(App and web page records)
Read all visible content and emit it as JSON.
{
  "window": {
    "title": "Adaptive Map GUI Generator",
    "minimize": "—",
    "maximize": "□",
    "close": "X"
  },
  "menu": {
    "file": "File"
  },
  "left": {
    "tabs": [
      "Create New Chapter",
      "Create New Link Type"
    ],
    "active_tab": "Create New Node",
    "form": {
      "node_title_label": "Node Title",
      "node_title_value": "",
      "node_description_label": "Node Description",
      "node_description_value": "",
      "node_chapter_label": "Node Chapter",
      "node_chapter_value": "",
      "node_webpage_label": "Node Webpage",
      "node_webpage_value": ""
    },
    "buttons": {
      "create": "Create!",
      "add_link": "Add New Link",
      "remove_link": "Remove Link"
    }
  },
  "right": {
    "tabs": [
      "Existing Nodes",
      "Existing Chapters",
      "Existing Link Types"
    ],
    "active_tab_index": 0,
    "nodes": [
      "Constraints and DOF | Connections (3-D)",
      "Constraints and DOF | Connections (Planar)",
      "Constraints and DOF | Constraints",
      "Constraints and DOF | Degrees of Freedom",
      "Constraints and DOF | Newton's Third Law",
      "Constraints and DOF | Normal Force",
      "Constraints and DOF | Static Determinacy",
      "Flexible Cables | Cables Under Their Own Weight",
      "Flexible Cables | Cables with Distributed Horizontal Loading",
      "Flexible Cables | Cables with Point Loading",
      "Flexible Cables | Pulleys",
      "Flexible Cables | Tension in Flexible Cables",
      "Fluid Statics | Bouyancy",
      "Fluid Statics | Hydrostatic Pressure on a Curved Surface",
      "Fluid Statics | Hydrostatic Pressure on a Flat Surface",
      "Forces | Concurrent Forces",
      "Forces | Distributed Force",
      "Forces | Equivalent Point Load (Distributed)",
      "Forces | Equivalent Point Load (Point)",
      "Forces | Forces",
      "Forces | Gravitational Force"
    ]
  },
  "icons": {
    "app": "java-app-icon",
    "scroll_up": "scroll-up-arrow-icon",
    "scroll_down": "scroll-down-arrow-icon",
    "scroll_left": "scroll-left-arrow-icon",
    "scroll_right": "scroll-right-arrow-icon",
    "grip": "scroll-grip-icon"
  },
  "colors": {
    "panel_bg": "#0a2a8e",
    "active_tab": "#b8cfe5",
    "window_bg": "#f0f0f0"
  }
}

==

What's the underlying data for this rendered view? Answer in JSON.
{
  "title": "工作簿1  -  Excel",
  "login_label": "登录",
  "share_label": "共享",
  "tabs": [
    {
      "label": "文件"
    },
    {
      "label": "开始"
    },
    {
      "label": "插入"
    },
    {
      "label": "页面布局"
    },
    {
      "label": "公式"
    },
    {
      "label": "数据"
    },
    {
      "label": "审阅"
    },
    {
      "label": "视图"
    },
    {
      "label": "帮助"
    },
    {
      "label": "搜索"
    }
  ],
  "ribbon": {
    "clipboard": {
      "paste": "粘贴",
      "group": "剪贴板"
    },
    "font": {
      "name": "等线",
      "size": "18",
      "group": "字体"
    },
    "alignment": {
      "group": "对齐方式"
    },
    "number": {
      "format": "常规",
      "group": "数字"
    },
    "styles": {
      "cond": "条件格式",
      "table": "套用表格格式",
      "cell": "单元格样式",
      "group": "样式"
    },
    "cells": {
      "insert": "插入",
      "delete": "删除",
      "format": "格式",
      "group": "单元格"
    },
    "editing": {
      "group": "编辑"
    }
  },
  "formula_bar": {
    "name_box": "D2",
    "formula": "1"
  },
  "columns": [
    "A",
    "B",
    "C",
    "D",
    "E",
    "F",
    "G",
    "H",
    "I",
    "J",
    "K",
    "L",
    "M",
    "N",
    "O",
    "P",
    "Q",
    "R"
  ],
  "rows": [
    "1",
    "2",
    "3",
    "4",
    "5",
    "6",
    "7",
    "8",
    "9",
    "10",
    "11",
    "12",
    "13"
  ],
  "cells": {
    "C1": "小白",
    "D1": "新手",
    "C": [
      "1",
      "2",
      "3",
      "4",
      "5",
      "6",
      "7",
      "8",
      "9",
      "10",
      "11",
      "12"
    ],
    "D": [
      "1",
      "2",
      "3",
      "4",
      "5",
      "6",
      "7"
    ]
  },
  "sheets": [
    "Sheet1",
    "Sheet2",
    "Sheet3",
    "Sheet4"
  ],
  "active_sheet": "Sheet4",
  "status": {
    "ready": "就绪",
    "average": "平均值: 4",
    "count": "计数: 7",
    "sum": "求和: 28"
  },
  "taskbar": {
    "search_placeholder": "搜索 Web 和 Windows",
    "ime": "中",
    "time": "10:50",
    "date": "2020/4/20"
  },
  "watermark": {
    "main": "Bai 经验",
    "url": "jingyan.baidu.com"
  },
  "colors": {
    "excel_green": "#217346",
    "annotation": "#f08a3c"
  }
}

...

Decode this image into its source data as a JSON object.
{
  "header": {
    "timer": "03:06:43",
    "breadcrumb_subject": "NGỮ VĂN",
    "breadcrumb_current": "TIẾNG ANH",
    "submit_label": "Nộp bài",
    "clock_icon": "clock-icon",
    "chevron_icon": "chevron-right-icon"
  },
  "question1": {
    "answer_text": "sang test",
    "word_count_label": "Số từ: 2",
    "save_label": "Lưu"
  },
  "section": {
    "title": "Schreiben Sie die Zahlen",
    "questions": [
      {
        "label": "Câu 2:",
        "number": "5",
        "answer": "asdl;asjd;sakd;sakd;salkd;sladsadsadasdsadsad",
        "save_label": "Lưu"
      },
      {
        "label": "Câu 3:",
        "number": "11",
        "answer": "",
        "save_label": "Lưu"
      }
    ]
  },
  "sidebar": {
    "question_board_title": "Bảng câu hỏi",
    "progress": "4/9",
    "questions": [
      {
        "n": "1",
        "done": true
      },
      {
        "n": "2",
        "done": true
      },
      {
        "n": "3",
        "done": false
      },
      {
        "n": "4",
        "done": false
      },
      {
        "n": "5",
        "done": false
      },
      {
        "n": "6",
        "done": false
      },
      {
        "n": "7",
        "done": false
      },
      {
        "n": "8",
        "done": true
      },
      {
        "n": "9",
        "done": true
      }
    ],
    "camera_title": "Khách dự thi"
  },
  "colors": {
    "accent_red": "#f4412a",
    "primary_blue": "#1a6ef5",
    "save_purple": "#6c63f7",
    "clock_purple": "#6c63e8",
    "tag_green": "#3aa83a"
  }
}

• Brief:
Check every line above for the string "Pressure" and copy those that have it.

• Output for this task:
      "Fluid Statics | Hydrostatic Pressure on a Curved Surface",
      "Fluid Statics | Hydrostatic Pressure on a Flat Surface",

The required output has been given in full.